The fourth Section of each chapter in Part II addresses the applicable standard in the case of fraud or a failure to disclose information in the transaction phase. The scope of this standard, and the extent to which parties may derogate from it in contract, are key factors in determining the volume of fraud-related M&A disputes. This is without doubt a key factor that parties should consider in choosing the applicable substantive law for their agreement.
The next Section addresses burden of proof issues. In some jurisdictions there is a shifting of the burden of proof in cases where one party has better access to information or has been accused of wrongdoing. This burden-shifting may, in turn, be characterised as procedural or substantive.
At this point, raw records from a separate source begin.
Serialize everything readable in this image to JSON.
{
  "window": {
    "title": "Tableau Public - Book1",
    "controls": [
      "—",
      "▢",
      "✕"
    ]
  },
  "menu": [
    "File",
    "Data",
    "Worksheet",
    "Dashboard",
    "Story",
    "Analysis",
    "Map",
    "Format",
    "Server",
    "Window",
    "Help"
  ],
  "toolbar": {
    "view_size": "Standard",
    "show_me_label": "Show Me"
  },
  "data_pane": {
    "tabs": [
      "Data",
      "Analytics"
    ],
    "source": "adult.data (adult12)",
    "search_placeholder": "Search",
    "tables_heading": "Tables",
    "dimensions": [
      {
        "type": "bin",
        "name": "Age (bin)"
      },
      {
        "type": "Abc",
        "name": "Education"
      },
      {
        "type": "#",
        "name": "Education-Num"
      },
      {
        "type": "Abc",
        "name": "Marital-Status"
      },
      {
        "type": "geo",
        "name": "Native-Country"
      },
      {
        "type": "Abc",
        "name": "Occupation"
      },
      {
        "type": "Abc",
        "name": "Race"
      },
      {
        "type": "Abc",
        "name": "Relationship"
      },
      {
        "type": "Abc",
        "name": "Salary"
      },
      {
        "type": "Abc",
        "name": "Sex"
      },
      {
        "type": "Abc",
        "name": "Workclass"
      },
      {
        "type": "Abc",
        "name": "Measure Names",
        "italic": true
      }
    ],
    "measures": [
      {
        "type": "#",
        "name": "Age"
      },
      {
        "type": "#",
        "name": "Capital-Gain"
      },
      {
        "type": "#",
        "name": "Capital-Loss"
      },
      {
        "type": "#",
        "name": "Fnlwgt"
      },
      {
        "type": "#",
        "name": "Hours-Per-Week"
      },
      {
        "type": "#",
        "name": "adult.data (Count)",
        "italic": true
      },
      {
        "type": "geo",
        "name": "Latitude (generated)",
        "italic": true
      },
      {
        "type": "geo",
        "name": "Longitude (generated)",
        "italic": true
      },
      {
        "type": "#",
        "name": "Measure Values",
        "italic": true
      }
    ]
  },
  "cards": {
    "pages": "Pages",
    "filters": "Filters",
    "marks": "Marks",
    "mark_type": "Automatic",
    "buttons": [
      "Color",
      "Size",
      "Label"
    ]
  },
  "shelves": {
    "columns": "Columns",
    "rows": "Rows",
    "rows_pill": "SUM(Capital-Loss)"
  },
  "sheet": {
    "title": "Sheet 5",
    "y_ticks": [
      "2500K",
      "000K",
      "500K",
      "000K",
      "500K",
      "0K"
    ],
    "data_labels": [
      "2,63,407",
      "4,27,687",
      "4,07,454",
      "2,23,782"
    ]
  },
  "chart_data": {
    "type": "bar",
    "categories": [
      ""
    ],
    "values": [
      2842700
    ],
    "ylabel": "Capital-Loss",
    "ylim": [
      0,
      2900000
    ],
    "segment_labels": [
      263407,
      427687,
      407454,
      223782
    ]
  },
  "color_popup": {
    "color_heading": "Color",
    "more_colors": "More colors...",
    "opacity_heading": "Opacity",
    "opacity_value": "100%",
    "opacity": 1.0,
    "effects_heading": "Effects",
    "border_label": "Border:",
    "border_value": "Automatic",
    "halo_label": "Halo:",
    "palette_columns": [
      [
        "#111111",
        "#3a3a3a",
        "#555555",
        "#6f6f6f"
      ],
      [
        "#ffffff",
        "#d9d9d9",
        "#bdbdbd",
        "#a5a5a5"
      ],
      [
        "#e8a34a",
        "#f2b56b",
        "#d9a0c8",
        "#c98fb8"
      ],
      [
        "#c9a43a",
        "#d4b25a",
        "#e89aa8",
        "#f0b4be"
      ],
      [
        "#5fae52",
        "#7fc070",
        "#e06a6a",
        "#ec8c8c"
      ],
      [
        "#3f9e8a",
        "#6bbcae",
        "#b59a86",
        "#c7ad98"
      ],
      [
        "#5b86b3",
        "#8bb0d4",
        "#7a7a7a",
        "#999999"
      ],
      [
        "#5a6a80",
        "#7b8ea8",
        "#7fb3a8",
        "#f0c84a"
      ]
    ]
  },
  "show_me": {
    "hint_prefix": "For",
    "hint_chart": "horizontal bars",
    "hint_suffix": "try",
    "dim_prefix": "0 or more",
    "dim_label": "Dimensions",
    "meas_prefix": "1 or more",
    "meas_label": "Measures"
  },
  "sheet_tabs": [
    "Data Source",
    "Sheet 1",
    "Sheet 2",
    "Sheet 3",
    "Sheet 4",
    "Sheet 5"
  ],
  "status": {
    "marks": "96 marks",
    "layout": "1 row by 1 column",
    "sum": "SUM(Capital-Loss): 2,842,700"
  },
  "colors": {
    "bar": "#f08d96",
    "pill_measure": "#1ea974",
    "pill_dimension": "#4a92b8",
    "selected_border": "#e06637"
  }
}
Burden-shifting can give the party lacking evidence (usually the buyer) a significant advantage and can thus be relevant to the choice of law. Tribunals may be faced with thorny issues involving the confluence of burden-shifting mechanisms arising under substantive law and procedural mechanisms available in arbitration that exceed those that would normally accompany the burden-shifting mechanism in state courts of that jurisdiction.
Sixth, some laws contain rules on imputation, attribution or pooling knowledge of sellers with management or target representatives. As M&A contracts typically limit representations and warranties to the knowledge of a defined group of persons at the seller, it is possible that relevant information at the target is not disclosed and may form the basis for claims. Whether or not the applicable substantive law contains such doctrines can materially impact a buyer’s chances of succeeding on some claims.
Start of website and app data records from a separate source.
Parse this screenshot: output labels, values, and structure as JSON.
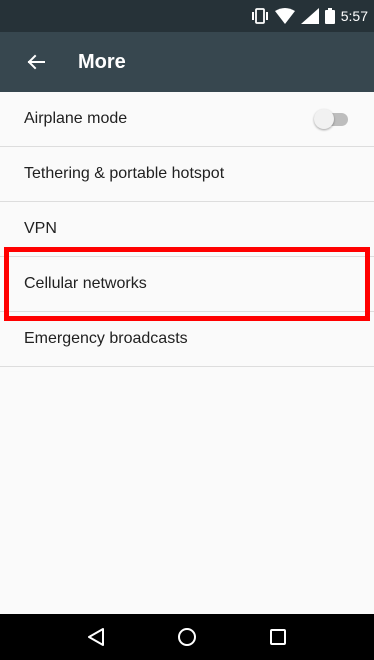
{
  "status_bar": {
    "time": "5:57",
    "icons": [
      "vibrate-icon",
      "wifi-icon",
      "signal-icon",
      "battery-icon"
    ]
  },
  "toolbar": {
    "title": "More",
    "back_icon": "arrow-back-icon"
  },
  "settings": {
    "items": [
      {
        "label": "Airplane mode",
        "toggle": {
          "state": "off"
        }
      },
      {
        "label": "Tethering & portable hotspot"
      },
      {
        "label": "VPN"
      },
      {
        "label": "Cellular networks",
        "highlighted": true
      },
      {
        "label": "Emergency broadcasts"
      }
    ]
  },
  "nav_bar": {
    "icons": [
      "back-triangle-icon",
      "home-circle-icon",
      "recents-square-icon"
    ]
  },
  "colors": {
    "status_bar": "#263238",
    "toolbar": "#37474F",
    "background": "#FAFAFA",
    "highlight": "#FF0000",
    "nav_bar": "#000000"
  }
}
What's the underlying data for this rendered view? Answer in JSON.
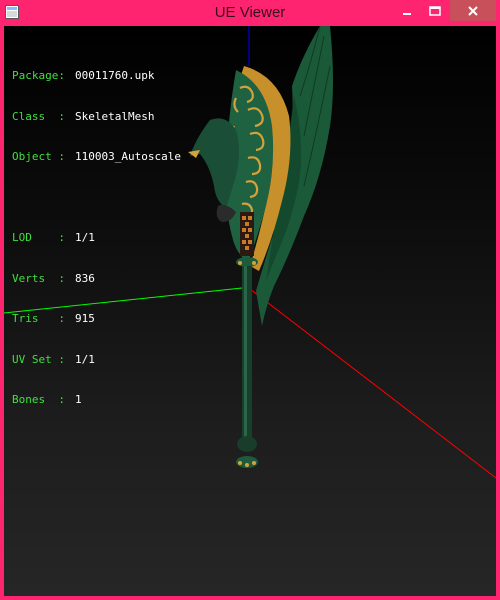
{
  "window": {
    "title": "UE Viewer",
    "title_bar_color": "#ff2470",
    "close_button_color": "#c7505a"
  },
  "controls": {
    "minimize_icon": "minimize-icon",
    "maximize_icon": "maximize-icon",
    "close_icon": "close-icon"
  },
  "info": {
    "package": {
      "label": "Package:",
      "value": "00011760.upk"
    },
    "class": {
      "label": "Class  :",
      "value": "SkeletalMesh"
    },
    "object": {
      "label": "Object :",
      "value": "110003_Autoscale"
    },
    "lod": {
      "label": "LOD    :",
      "value": "1/1"
    },
    "verts": {
      "label": "Verts  :",
      "value": "836"
    },
    "tris": {
      "label": "Tris   :",
      "value": "915"
    },
    "uvset": {
      "label": "UV Set :",
      "value": "1/1"
    },
    "bones": {
      "label": "Bones  :",
      "value": "1"
    }
  },
  "colors": {
    "label_green": "#3ee03e",
    "axis_x": "#ff0000",
    "axis_y": "#00ff00",
    "axis_z": "#0000ff",
    "weapon_green": "#1e5b3c",
    "weapon_gold": "#d49a2a"
  }
}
In the seventh Section, each chapter describes the remedies available under the substantive law of that jurisdiction. While all jurisdictions allow for money damages, some jurisdictions prioritise specific performance or may even provide for rescission or unwinding of the transaction in certain circumstances. Both buyers and sellers are well advised to understand the scope of potential remedies under the chosen substantive law.
In the eighth Section, authors discuss how damages are to be calculated. As discussed in Chapter 6, the choice of method can have a large impact on the measure of damages. Parties and arbitrators should be aware of this legal backdrop in preparing and assessing expert evidence.
Ninth, authors consider whether there are special substantive issues in the jurisdiction that bear consideration. Some jurisdictions may subject M&A transactions to substantive rules governing sale of goods, whereas others may subject them to laws governing general terms and conditions, consumer protection laws or laws concerning unfair contract terms. Some jurisdictions may enforce ‘best efforts’ requirements, while others will not.
Finally, each chapter considers any special procedural issues that may arise in M&A disputes. These include special rules regarding the form of arbitration agreements, rules regarding joinder and consolidation, expert determinations, court support of arbitration, and special issues involving set-aside or recognition and enforcement.
My thanks go to the talented and experienced team of lawyers and experts who have come together to deliver a truly pragmatic guide for M&A and disputes practitioners. This book breaks new ground by considering the procedural, substantive and strategic aspects of M&A disputes. We are all grateful to Global Arbitration Review for including this book in the series of GAR Guides and for the team’s highly professional guidance and support.
 Amy C Kläsener is a partner at Dentons.